This sort of plain-spoken statement seems to becoming a more common response to complaints about faculty who express themselves offensively, and my understanding is that this is now the recommended course of action by the AAU, as it has been by the AAUP since McCarthyism if not earlier. In my view it’s a much more sensible approach than pursuing disciplinary actions, as UO did against Prof Shurtz. And it has the added benefit of using the First Amendment for its intended purpose – promoting open discussion no matter how repugnant to those with power – rather than violating it.
From InsideHigherEd here:
Indiana University at Bloomington will not terminate Eric Rasmusen, professor of business economics and public policy, for the “stunningly ignorant” views he expressed on social media.
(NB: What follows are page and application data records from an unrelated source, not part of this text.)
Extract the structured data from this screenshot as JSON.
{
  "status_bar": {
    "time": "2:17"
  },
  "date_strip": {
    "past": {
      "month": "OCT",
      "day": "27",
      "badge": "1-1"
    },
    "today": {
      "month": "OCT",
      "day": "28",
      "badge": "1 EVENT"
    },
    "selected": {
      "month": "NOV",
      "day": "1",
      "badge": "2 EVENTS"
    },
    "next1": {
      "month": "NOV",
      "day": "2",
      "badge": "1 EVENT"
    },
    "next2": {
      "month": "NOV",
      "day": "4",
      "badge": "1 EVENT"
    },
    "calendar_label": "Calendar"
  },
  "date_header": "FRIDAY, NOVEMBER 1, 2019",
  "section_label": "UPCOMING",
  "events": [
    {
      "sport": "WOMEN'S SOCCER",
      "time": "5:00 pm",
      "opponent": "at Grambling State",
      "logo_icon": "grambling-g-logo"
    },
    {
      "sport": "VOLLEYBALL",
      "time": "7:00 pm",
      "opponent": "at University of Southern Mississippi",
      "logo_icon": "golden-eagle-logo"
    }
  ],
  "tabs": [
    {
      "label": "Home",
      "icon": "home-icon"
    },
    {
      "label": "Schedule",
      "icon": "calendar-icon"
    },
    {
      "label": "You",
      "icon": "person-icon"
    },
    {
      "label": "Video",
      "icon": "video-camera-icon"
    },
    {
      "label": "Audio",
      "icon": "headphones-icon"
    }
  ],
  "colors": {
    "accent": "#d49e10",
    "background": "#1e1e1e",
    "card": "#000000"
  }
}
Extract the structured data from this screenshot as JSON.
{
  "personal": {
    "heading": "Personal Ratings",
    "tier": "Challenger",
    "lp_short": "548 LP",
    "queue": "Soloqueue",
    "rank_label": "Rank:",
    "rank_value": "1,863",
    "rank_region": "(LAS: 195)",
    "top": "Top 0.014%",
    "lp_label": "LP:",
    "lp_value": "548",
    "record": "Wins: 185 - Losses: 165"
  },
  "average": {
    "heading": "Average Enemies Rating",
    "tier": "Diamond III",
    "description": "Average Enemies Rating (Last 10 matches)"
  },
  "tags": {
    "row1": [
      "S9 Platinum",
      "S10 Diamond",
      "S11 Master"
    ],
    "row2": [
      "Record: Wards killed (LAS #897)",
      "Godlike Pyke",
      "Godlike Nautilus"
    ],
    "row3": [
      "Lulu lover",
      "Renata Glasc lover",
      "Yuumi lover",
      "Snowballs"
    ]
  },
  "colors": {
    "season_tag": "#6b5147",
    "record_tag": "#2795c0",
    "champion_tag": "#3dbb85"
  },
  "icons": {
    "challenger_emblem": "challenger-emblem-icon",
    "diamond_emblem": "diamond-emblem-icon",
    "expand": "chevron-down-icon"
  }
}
So said Provost Lauren Robel this week amid calls that Rasmusen be fired.
Rasmusen “has, for many years, used his private social media accounts to disseminate his racist, sexist and homophobic views,” Robel wrote in a statement. “When I label his views in this way, let me note that the labels are not a close call, nor do his posts require careful parsing to reach these conclusions.”
‘Not a Close Call’
At the same time, “We cannot, nor would we, fire Professor Rasmusen for his posts as a private citizen, as vile and stupid as they are, because the First Amendment of the U.S. Constitution forbids us to do so,” Robel said. That’s “not a close call,” either.